Irish EU Presidency and IIEA host conference on Western Balkans24 May 2013
The Tánaiste and Minister for Foreign Affairs and Trade, Eamon Gilmore T.D. and the Minister for European Affairs, Lucinda Creighton T.D., together with the Institute of International and European Affairs, will host a high level conference in Farmleigh House today (24 May) assessing the progress made by the countries of the Western Balkans toward membership of the European Union.
The Conference takes place as part of Ireland’s six month Presidency of the EU and marks the 10th anniversary of the declaration made during the Thessaloniki European Council setting the ground for eventual EU membership by the countries of the Western Balkans.
The Conference will bring together over 100 leading politicians, senior officials, and experts on the region, including Štefan Füle, European Commissioner for Enlargement and European Neighbourhood Policy, Vesna Pusić, Deputy Prime Minister and Foreign Minister of Croatia, Dr. Miroslav Lajčák, Deputy Prime Minister and Minister for Foreign and European Affairs of Slovakia and Nicolai Poposki, Minister for Foreign Affairs of Macedonia.
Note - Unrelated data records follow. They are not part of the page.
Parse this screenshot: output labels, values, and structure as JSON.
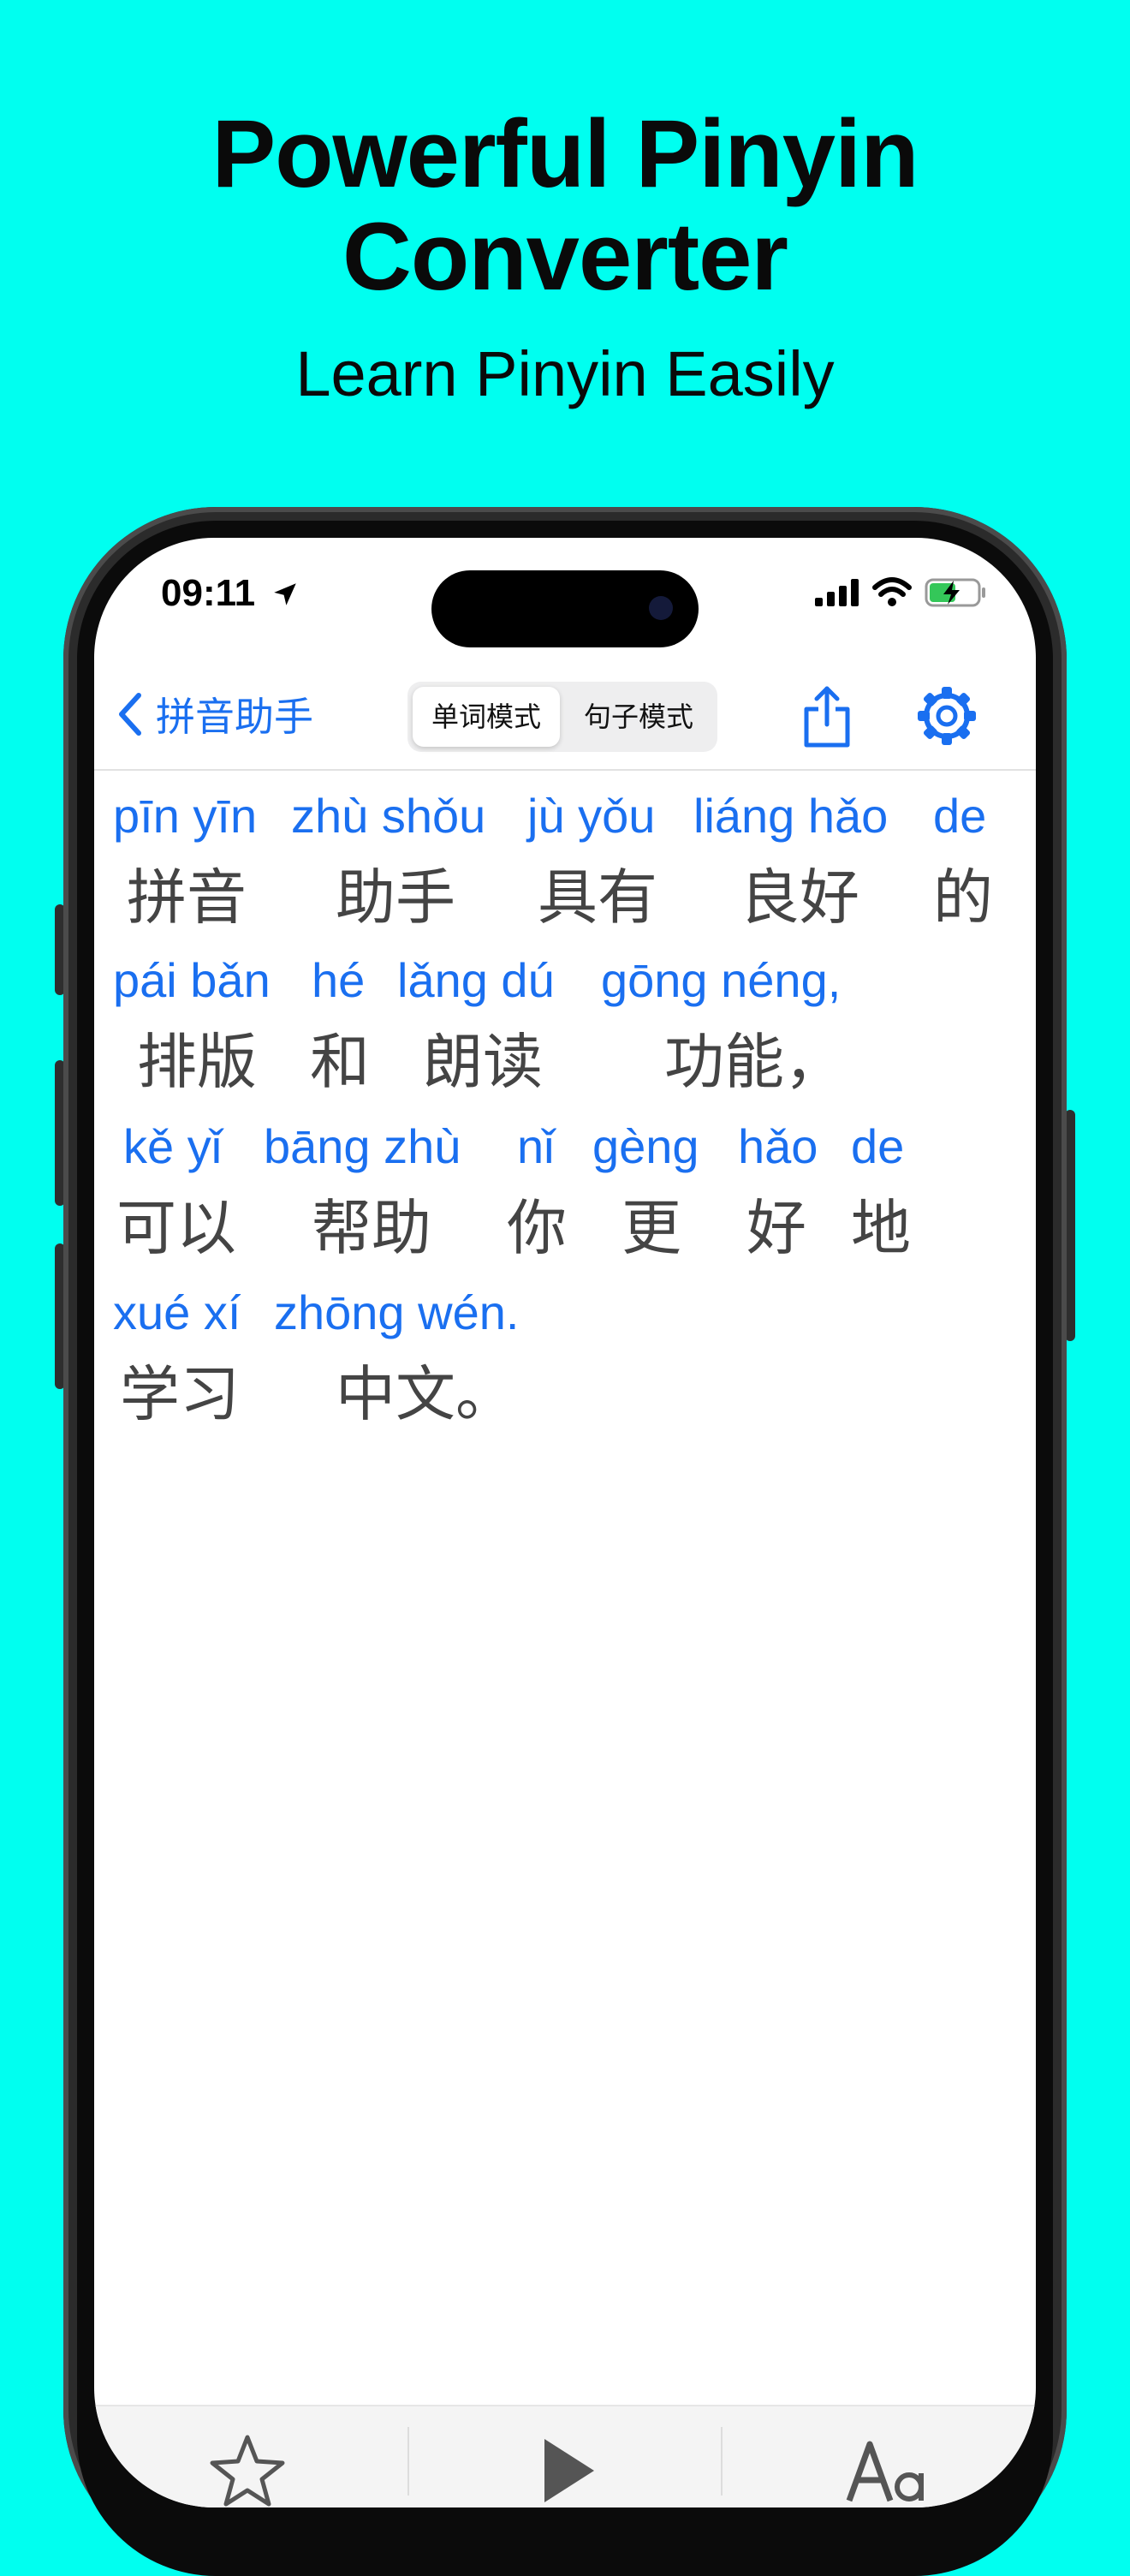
{
  "hero": {
    "title": "Powerful Pinyin Converter",
    "subtitle": "Learn Pinyin Easily"
  },
  "status_bar": {
    "time": "09:11",
    "icons": [
      "location-arrow-icon",
      "cellular-signal-icon",
      "wifi-icon",
      "battery-charging-icon"
    ]
  },
  "nav": {
    "back_label": "拼音助手",
    "segments": [
      "单词模式",
      "句子模式"
    ],
    "selected_segment": "单词模式",
    "share_icon": "share-icon",
    "settings_icon": "gear-icon"
  },
  "colors": {
    "background": "#00FFF0",
    "accent": "#1A6FF0",
    "hanzi": "#444444"
  },
  "lines": [
    {
      "words": [
        {
          "py": "pīn yīn",
          "hz": "拼音"
        },
        {
          "py": "zhù shǒu",
          "hz": "助手"
        },
        {
          "py": "jù yǒu",
          "hz": "具有"
        },
        {
          "py": "liáng hǎo",
          "hz": "良好"
        },
        {
          "py": "de",
          "hz": "的"
        }
      ]
    },
    {
      "words": [
        {
          "py": "pái bǎn",
          "hz": "排版"
        },
        {
          "py": "hé",
          "hz": "和"
        },
        {
          "py": "lǎng dú",
          "hz": "朗读"
        },
        {
          "py": "gōng néng,",
          "hz": "功能，"
        }
      ]
    },
    {
      "words": [
        {
          "py": "kě yǐ",
          "hz": "可以"
        },
        {
          "py": "bāng zhù",
          "hz": "帮助"
        },
        {
          "py": "nǐ",
          "hz": "你"
        },
        {
          "py": "gèng",
          "hz": "更"
        },
        {
          "py": "hǎo",
          "hz": "好"
        },
        {
          "py": "de",
          "hz": "地"
        }
      ]
    },
    {
      "words": [
        {
          "py": "xué xí",
          "hz": "学习"
        },
        {
          "py": "zhōng wén.",
          "hz": "中文。"
        }
      ]
    }
  ],
  "toolbar": {
    "icons": [
      "star-icon",
      "play-icon",
      "font-size-icon"
    ]
  }
}
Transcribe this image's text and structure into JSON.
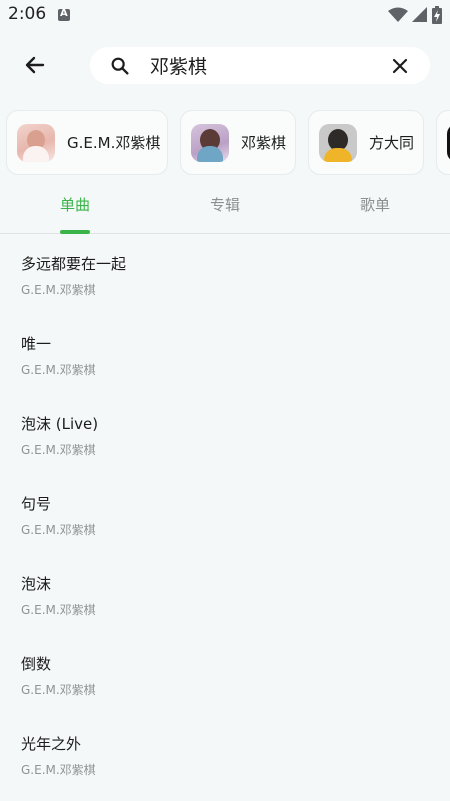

Commenting in advance of the Conference, the Tánaiste said:
“It’s clear that EU membership is the most positive force for stability and reform in the Western Balkans. Croatia will become the 28th Member State on 1 July. The Irish Presidency is committed to seeing progress in relation to other countries in the region and I expect further important decisions to be made at the European Council on 27 & 28 June.
The ten year anniversary of the EU-Western Balkans Summit is a timely point at which to assess the results of what was agreed in the Thessaloniki Agenda and to reflect on what more needs to be done.”
Speaking on the work of the Irish Presidency Minister Creighton said:
“Ireland is a supporter of enlargement. We have made enlargement one of our Presidency priorities. I was very much encouraged by the strong endorsement of this decision by Member States at the informal meeting of European Affairs Ministers which I chaired in Dublin in January.
We see the clear benefits of the policy. We have seen them for our own country, we have seen them for other Member States, and we see them for future member states.
There are those that argue that there should be a ‘pause’ in enlargement after Croatia's accession on the 1st of July. There are those who believe that the Union must spend some time looking inwards to resolve its current problems before it can begin to look outwards towards new members again.
Enlargement is an integral part of the Union. It has been part of its past and it will be part of its future.”